Blasphemy and hope go hand-in-hand in London
And so I came to London, like Dick Whittingdon and Kylie Minogue, seeking my fortune. This is the largest and richest city in Europe, and so
if the streets are paved with gold, perhaps I could scuff my heels along them and pick up little bits for myself. Alas, I need that gold to pay the landlord.
I'd come to England as any other country, to sample her own peculiar traditions,
to hear people tell me to "leave it ahhht", or "doo me a fayyvour" or "you're nicked, mate"; to visit pubs called
the Rat and Random Vegetable, or The Duke of Whatever for a meat pie; to drink warm beers called
Blind Jack's Gutbuster, or Old Git's Piss; and
to eat vindaloo and chips.

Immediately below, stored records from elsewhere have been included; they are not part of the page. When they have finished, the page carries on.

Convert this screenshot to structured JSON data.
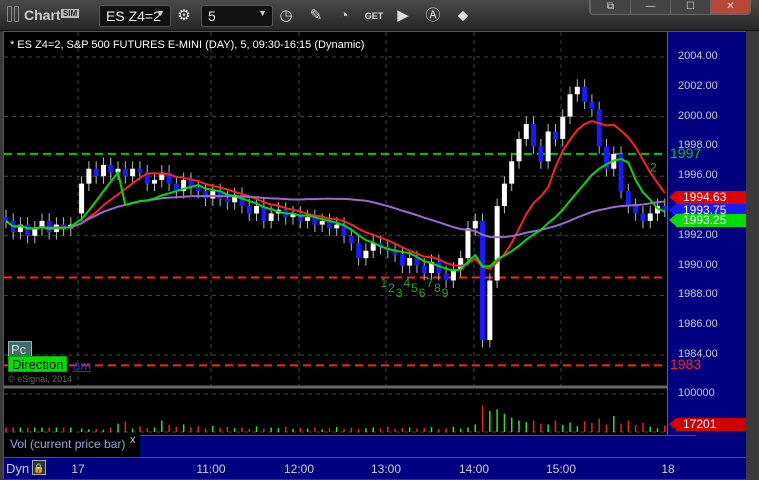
{
  "toolbar": {
    "app_title": "Chart",
    "sim_badge": "SIM",
    "symbol": "ES Z4=2",
    "interval": "5",
    "icons": [
      "settings-gear-icon",
      "clock-icon",
      "pencil-icon",
      "study-icon",
      "get-icon",
      "play-icon",
      "alert-icon",
      "link-icon"
    ],
    "window_buttons": [
      "restore-menu",
      "minimize",
      "maximize",
      "close"
    ]
  },
  "chart": {
    "title": "* ES Z4=2, S&P 500 FUTURES E-MINI (DAY), 5, 09:30-16:15 (Dynamic)",
    "price_ticks": [
      "2004.00",
      "2002.00",
      "2000.00",
      "1998.00",
      "1996.00",
      "1994.00",
      "1992.00",
      "1990.00",
      "1988.00",
      "1986.00",
      "1984.00"
    ],
    "price_tags": [
      {
        "label": "1994.63",
        "color": "#e00000"
      },
      {
        "label": "1993.75",
        "color": "#1a1aff"
      },
      {
        "label": "1993.25",
        "color": "#00dd00"
      }
    ],
    "levels": [
      {
        "label": "1997",
        "value": 1997.5,
        "color": "#00cc00"
      },
      {
        "label": "1983",
        "value": 1983.3,
        "color": "#ff2020"
      },
      {
        "label": "",
        "value": 1989.2,
        "color": "#ff2020"
      }
    ],
    "pc_label": "Pc",
    "direction_label": "Direction",
    "link_text": "om",
    "copyright": "© eSignal, 2014",
    "sequence_labels": [
      "1",
      "2",
      "3",
      "4",
      "5",
      "6",
      "7",
      "8",
      "9"
    ],
    "sequence_top_label": "2",
    "colors": {
      "up": "#ffffff",
      "down": "#1a1aff",
      "ma_fast": "#ff2020",
      "ma_slow": "#9a6ad0",
      "direction": "#00dd00"
    }
  },
  "volume": {
    "label": "Vol (current price bar)",
    "close_label": "x",
    "ticks": [
      "100000"
    ],
    "current": "17201"
  },
  "time_axis": {
    "mode": "Dyn",
    "labels": [
      "17",
      "11:00",
      "12:00",
      "13:00",
      "14:00",
      "15:00",
      "18"
    ]
  },
  "chart_data": {
    "type": "candlestick",
    "ylim": [
      1982.5,
      2005
    ],
    "prior_closes": [
      1993,
      1992.25,
      1992.75,
      1992,
      1992.5,
      1993,
      1992.25,
      1992.75,
      1992.5,
      1992.75
    ],
    "closes": [
      1995.5,
      1996.5,
      1996,
      1996.75,
      1996.25,
      1996.5,
      1996,
      1996.5,
      1996.25,
      1995.5,
      1995.75,
      1996.25,
      1995.5,
      1995,
      1995.75,
      1995.25,
      1995,
      1994.5,
      1995,
      1994.5,
      1994.25,
      1994.75,
      1994,
      1993.5,
      1994,
      1993,
      1993.5,
      1993.75,
      1993.25,
      1993.5,
      1993,
      1993.25,
      1992.75,
      1993,
      1992.5,
      1992.75,
      1992,
      1991.5,
      1990.5,
      1991,
      1991.5,
      1991.25,
      1991,
      1990.75,
      1990,
      1990.5,
      1990,
      1989.5,
      1990.25,
      1989.5,
      1989,
      1989.75,
      1990.5,
      1992.5,
      1993,
      1985,
      1989,
      1994,
      1995.5,
      1997,
      1998.5,
      1999.5,
      1998,
      1997,
      1999,
      1998.5,
      2000,
      2001.5,
      2002,
      2001,
      2000.5,
      1998,
      1996.5,
      1997.5,
      1995,
      1994,
      1993.5,
      1993,
      1993.5,
      1994,
      1993.75
    ],
    "volumes": [
      9000,
      7000,
      8000,
      6000,
      12000,
      22000,
      28000,
      9000,
      15000,
      10000,
      12000,
      30000,
      18000,
      14000,
      20000,
      12000,
      15000,
      9000,
      16000,
      11000,
      14000,
      10000,
      12000,
      8000,
      15000,
      9000,
      12000,
      10000,
      14000,
      8000,
      11000,
      9000,
      12000,
      7000,
      10000,
      13000,
      9000,
      11000,
      8000,
      10000,
      12000,
      9000,
      14000,
      8000,
      10000,
      12000,
      9000,
      11000,
      13000,
      8000,
      10000,
      14000,
      9000,
      12000,
      20000,
      70000,
      55000,
      60000,
      48000,
      38000,
      30000,
      26000,
      30000,
      22000,
      20000,
      30000,
      18000,
      25000,
      15000,
      28000,
      24000,
      35000,
      20000,
      42000,
      22000,
      30000,
      18000,
      24000,
      14000,
      10000,
      17201
    ]
  }
}
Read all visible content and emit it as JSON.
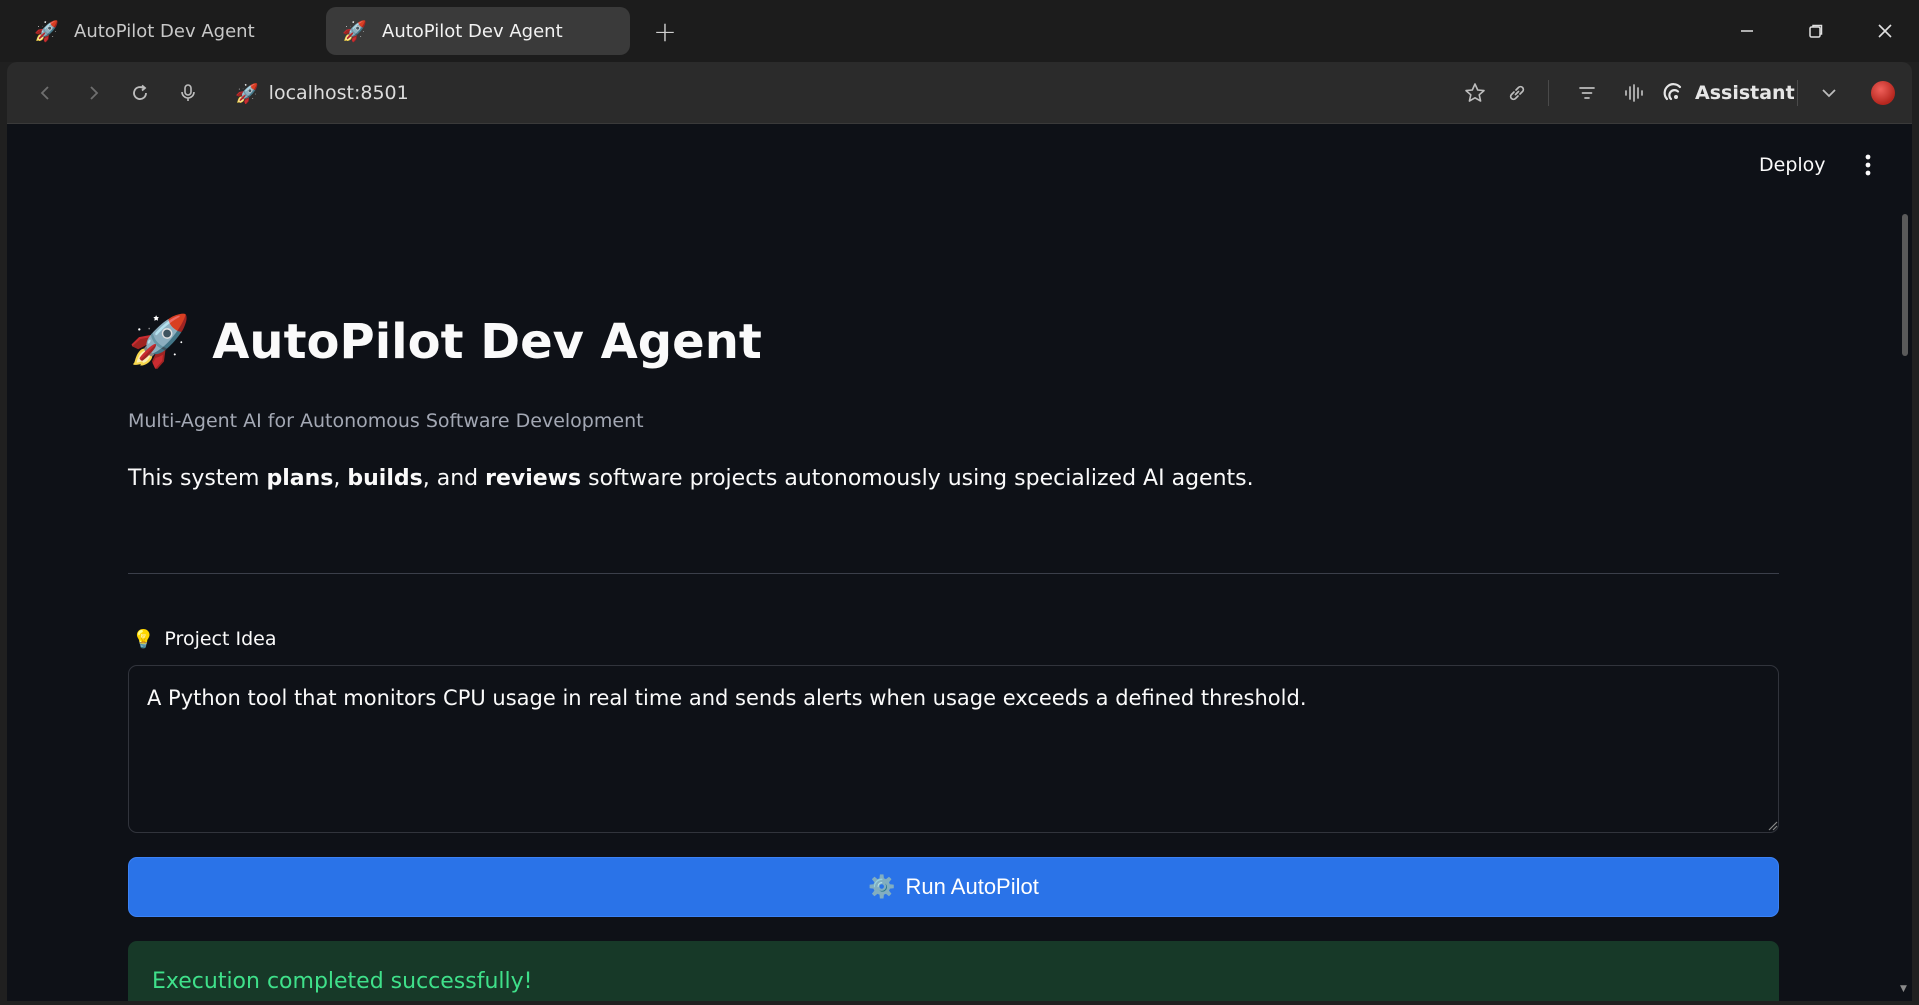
{
  "browser": {
    "tabs": [
      {
        "favicon": "🚀",
        "title": "AutoPilot Dev Agent",
        "active": false
      },
      {
        "favicon": "🚀",
        "title": "AutoPilot Dev Agent",
        "active": true
      }
    ],
    "new_tab_label": "+",
    "address": {
      "favicon": "🚀",
      "url": "localhost:8501"
    },
    "assistant_label": "Assistant",
    "icons": {
      "back": "chevron-left-icon",
      "forward": "chevron-right-icon",
      "reload": "reload-icon",
      "mic": "microphone-icon",
      "bookmark": "star-icon",
      "link": "link-icon",
      "reader": "reader-icon",
      "voice": "audio-wave-icon",
      "menu": "chevron-down-icon"
    }
  },
  "app": {
    "header": {
      "deploy_label": "Deploy"
    },
    "title_emoji": "🚀",
    "title": "AutoPilot Dev Agent",
    "subtitle": "Multi-Agent AI for Autonomous Software Development",
    "description": {
      "prefix": "This system ",
      "bold1": "plans",
      "sep1": ", ",
      "bold2": "builds",
      "sep2": ", and ",
      "bold3": "reviews",
      "suffix": " software projects autonomously using specialized AI agents."
    },
    "project_idea": {
      "emoji": "💡",
      "label": "Project Idea",
      "value": "A Python tool that monitors CPU usage in real time and sends alerts when usage exceeds a defined threshold."
    },
    "run_button": {
      "icon": "⚙️",
      "label": "Run AutoPilot"
    },
    "success_message": "Execution completed successfully!"
  },
  "colors": {
    "page_bg": "#0e1117",
    "primary_button": "#2a73e8",
    "success_bg": "#173928",
    "success_text": "#3fe08a"
  }
}
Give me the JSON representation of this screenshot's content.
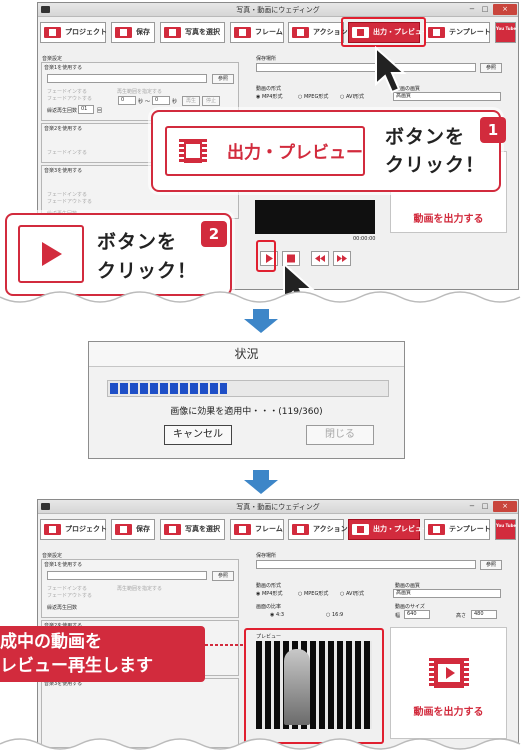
{
  "window": {
    "title": "写真・動画にウェディング",
    "min": "−",
    "max": "□",
    "close": "×"
  },
  "toolbar": {
    "items": [
      {
        "label": "プロジェクト"
      },
      {
        "label": "保存"
      },
      {
        "label": "写真を選択"
      },
      {
        "label": "フレーム"
      },
      {
        "label": "アクション"
      },
      {
        "label": "出力・プレビュー"
      },
      {
        "label": "テンプレート"
      }
    ],
    "youtube": "You Tube"
  },
  "left_panel": {
    "title": "音楽設定",
    "use_music": "音楽1を使用する",
    "use_music_2": "音楽2を使用する",
    "use_music_3": "音楽3を使用する",
    "ref_button": "参照",
    "fade_in": "フェードインする",
    "fade_out": "フェードアウトする",
    "play_range": "再生範囲を指定する",
    "repeat": "繰返再生回数",
    "repeat_value": "01",
    "times": "回",
    "sec_from": "0",
    "sec_to": "0",
    "sec": "秒",
    "tilde": "〜",
    "play": "再生",
    "stop": "停止"
  },
  "right_panel": {
    "save_location": "保存場所",
    "ref_button": "参照",
    "format_label": "動画の形式",
    "formats": [
      "MP4形式",
      "MPEG形式",
      "AVI形式"
    ],
    "quality_label": "動画の画質",
    "quality_value": "高画質",
    "ratio_label": "画面の比率",
    "ratios": [
      "4:3",
      "16:9"
    ],
    "size_label": "動画のサイズ",
    "width_label": "幅",
    "width_value": "640",
    "height_label": "高さ",
    "height_value": "480",
    "preview_label": "プレビュー",
    "time": "00:00:00",
    "output_button": "動画を出力する"
  },
  "callout1": {
    "number": "1",
    "button_label": "出力・プレビュー",
    "line1": "ボタンを",
    "line2": "クリック！"
  },
  "callout2": {
    "number": "2",
    "line1": "ボタンを",
    "line2": "クリック！"
  },
  "dialog": {
    "title": "状況",
    "progress": 0.42,
    "message": "画像に効果を適用中・・・(119/360)",
    "cancel": "キャンセル",
    "close": "閉じる"
  },
  "caption": {
    "line1": "成中の動画を",
    "line2": "レビュー再生します"
  },
  "colors": {
    "accent": "#d22b3d",
    "progress": "#1f4fc6",
    "arrow": "#3d86c8"
  }
}
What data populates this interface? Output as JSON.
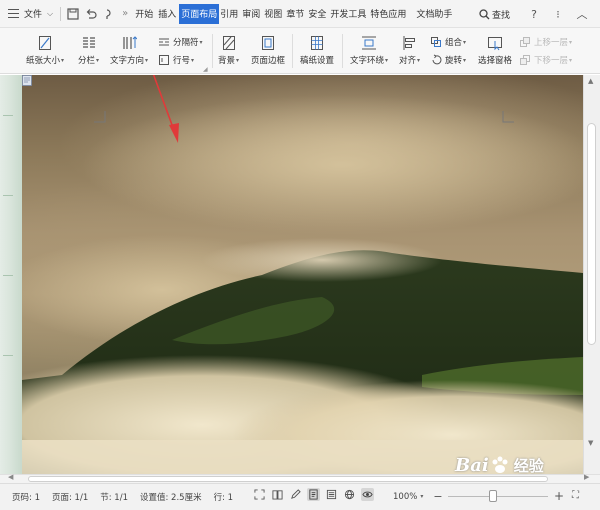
{
  "menubar": {
    "file_label": "文件",
    "tabs": [
      "开始",
      "插入",
      "页面布局",
      "引用",
      "审阅",
      "视图",
      "章节",
      "安全",
      "开发工具",
      "特色应用",
      "文档助手"
    ],
    "active_tab": "页面布局",
    "search_label": "查找",
    "help_label": "?"
  },
  "ribbon": {
    "paper_size": "纸张大小",
    "columns": "分栏",
    "text_direction": "文字方向",
    "separator": "分隔符",
    "line_number": "行号",
    "background": "背景",
    "page_border": "页面边框",
    "manuscript": "稿纸设置",
    "text_wrap": "文字环绕",
    "align": "对齐",
    "group": "组合",
    "rotate": "旋转",
    "selection_pane": "选择窗格",
    "bring_forward": "上移一层",
    "send_backward": "下移一层"
  },
  "statusbar": {
    "page_num": "页码: 1",
    "pages": "页面: 1/1",
    "section": "节: 1/1",
    "setting": "设置值: 2.5厘米",
    "row": "行: 1",
    "zoom": "100%",
    "zoom_value": 0.45
  },
  "watermark": {
    "text1": "Bai",
    "text2": "经验"
  },
  "colors": {
    "active_tab_bg": "#2b6fd6",
    "arrow_red": "#e03a3a"
  }
}
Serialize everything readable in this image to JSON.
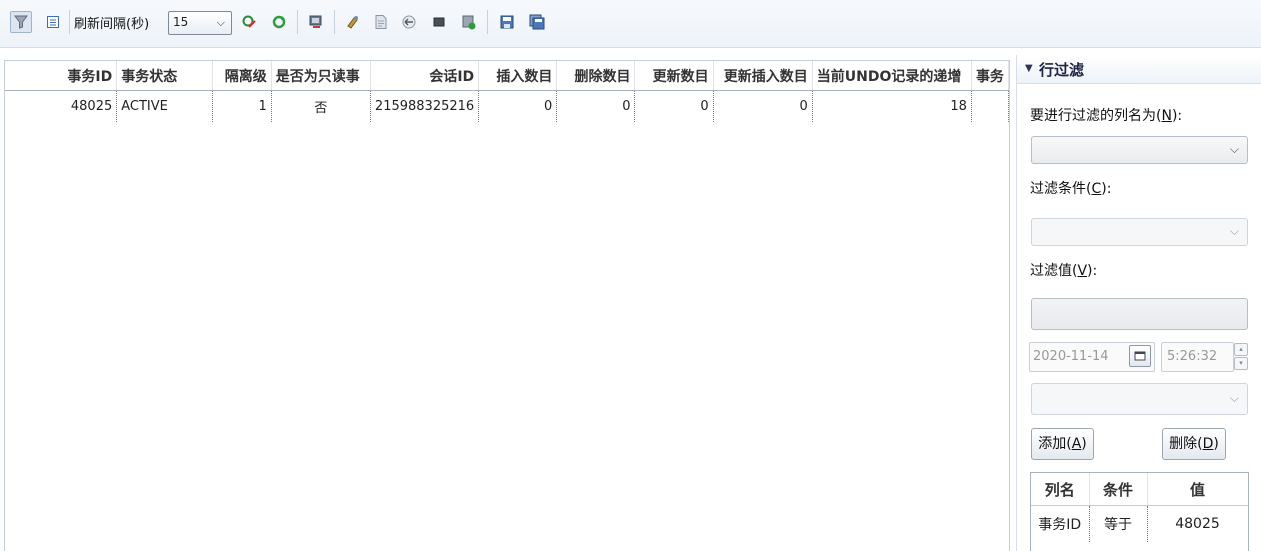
{
  "toolbar": {
    "refresh_label": "刷新间隔(秒)",
    "refresh_value": "15",
    "icons": [
      "filter-icon",
      "detail-view-icon",
      "refresh-stop-icon",
      "refresh-icon",
      "monitor-icon",
      "tool-icon",
      "page-icon",
      "back-icon",
      "stop-icon",
      "export-icon",
      "save-icon",
      "save-as-icon"
    ]
  },
  "grid": {
    "columns": [
      "事务ID",
      "事务状态",
      "隔离级",
      "是否为只读事",
      "会话ID",
      "插入数目",
      "删除数目",
      "更新数目",
      "更新插入数目",
      "当前UNDO记录的递增",
      "事务"
    ],
    "rows": [
      [
        "48025",
        "ACTIVE",
        "1",
        "否",
        "215988325216",
        "0",
        "0",
        "0",
        "0",
        "18",
        ""
      ]
    ]
  },
  "filter": {
    "title": "行过滤",
    "column_label": "要进行过滤的列名为(",
    "column_key": "N",
    "condition_label": "过滤条件(",
    "condition_key": "C",
    "value_label": "过滤值(",
    "value_key": "V",
    "label_suffix": "):",
    "date_value": "2020-11-14",
    "time_value": "5:26:32",
    "add_label": "添加(",
    "add_key": "A",
    "delete_label": "删除(",
    "delete_key": "D",
    "btn_suffix": ")",
    "table": {
      "headers": [
        "列名",
        "条件",
        "值"
      ],
      "rows": [
        [
          "事务ID",
          "等于",
          "48025"
        ]
      ]
    }
  }
}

And, following all that, fart like a broken trombone, and laugh about it, just like an Englishman.
London, like other capital cities, is a state apart. As you settle into your life in Islington or Shepherd's Bush, the very possibility
of there being any other part of the country fades away into distant memory. It's all just too far away to bother with. London
goes on forever. The yellow glow of the great city is comforting. It makes days endless, and the long, wet English nights become another
kind of day. Even in Winter, it is never truly cold here, although it does rain, and seems to rain forever until suddenly it is gone. Then it's
a bright Sunday morning, time to visit the museums and palaces of the old Empire, weave through the markets or just wander
in the Georgian streets.
The best and the worst are are in London. I can spend half an hour considering the Parthenon marbles for free, and then
spend 20p on a tabloid titled Princess Anne Knockers Shocker! on the way home.
Money is Everything
London was built on, and has prospered by, and lives for, money. Financial probity made this city into a world hub,
and lives in the beating heart of every true London son. Wild men, dreams and songs, and flights of fervour
belong to the dark hillsides of the north and west. The accent of the South East is low, confident pragmatism.
And it infects you. Within weeks of coming to London you start to think to think about money, the things of money:
costs of living, prices of property, prices of everything, the rent, it's all about money
and how to get more. You can't help it. Because you can see, every day with your own eyes, just how you might live, what you
might do if you just could find your way to more money. The dream house! The chunky shoes! The posey night clubs! The moodily-lit restaurants serving those
fiddly little things that you don't know how to eat!
And that is what we are all engaged in, looking for money or trying to enjoy it.
In the City banks confident men in important suits feed half-truths
to counterparts across the world; little markets spring up in every part of town to fulfill
city-wide demand for DVD knock-offs and cheap batteries; London scallywags shout and swear
to get their taxi, or trade, or point of view across; Albanian gangs fight Triads to control prostitution
and vice rings; Kurds import heroin; newspaper barons and politicians vie to ask each other
what can be done about it all.
And you can do it, that's the maddening thing. Every day ordinary people, just like you and I
find their way to the pot of gold, to be expensively housed, to be expensively shoed, to fiddle in expensive
restaurants and desperately hope that noone notices that they don't know what to do with the extra fork.
With such vast riches flowing through the city every day, it's always possible
to find some channel, some small conduit to get a little for yourself. All you have to do is find a niche,
a new angle or an old
vice, and then ten thousand blasphemies given can equal ten thousand dreams begun.
Appearance is Everything
But when would it be enough?
In London, comparison is all. Comparison a human curse, a self inflicted prophesy. We can
never be happy as long as someone else is better off, better looking, more appropriately dressed, less appropriately radical.
We must do this, we must compare ourselves with the people we see around ourselves, and always make ourselves unhappy.
London is a city of twelve million people, and on an average commuter day you get to personally meet them all!
Thousands of new faces, clothes, hairstyles, ideas rush by every day, in the streets, in the traffic, on the
underground trains. Thousands of clay statues newly brought to life for our personal
perusal rush by on the down escalator, each one a new possibility. You can
try to remind yourself that you are a perfect crystal edifice of unique human joy, but it's no use. You betray yourself.
You can't help but
compare yourself against all these others, you stick your head out the gate just for a peek and you're lost. Should I have
a goatee and a knitted cap like a teapot with fur? square glasses to make me serious yet witty? Impractically large shoes? You're
lost, not yourself anymore but never quite right, until you find yourself sitting in fashionable Islington cafes bitching about
your equally well dressed friends.
Everything is Everything
And so here it is, pass through the Traitor's Gate of wealth or illusion, dreams or loss, and try your hand at any trade
or vice that may have you, and who knows? Your dreams may provide you with more substance than others. But only one thing is
sure, as long nights follow endless days, the rains will come again to wash our ten thousand blasphemies away, and the city is
renewed, to welcome the next Dick Whittington, ready to try his luck again.
Westminster in Snow
Where I stayed
How I got around:
Transport for London. Good old tube. Ahh.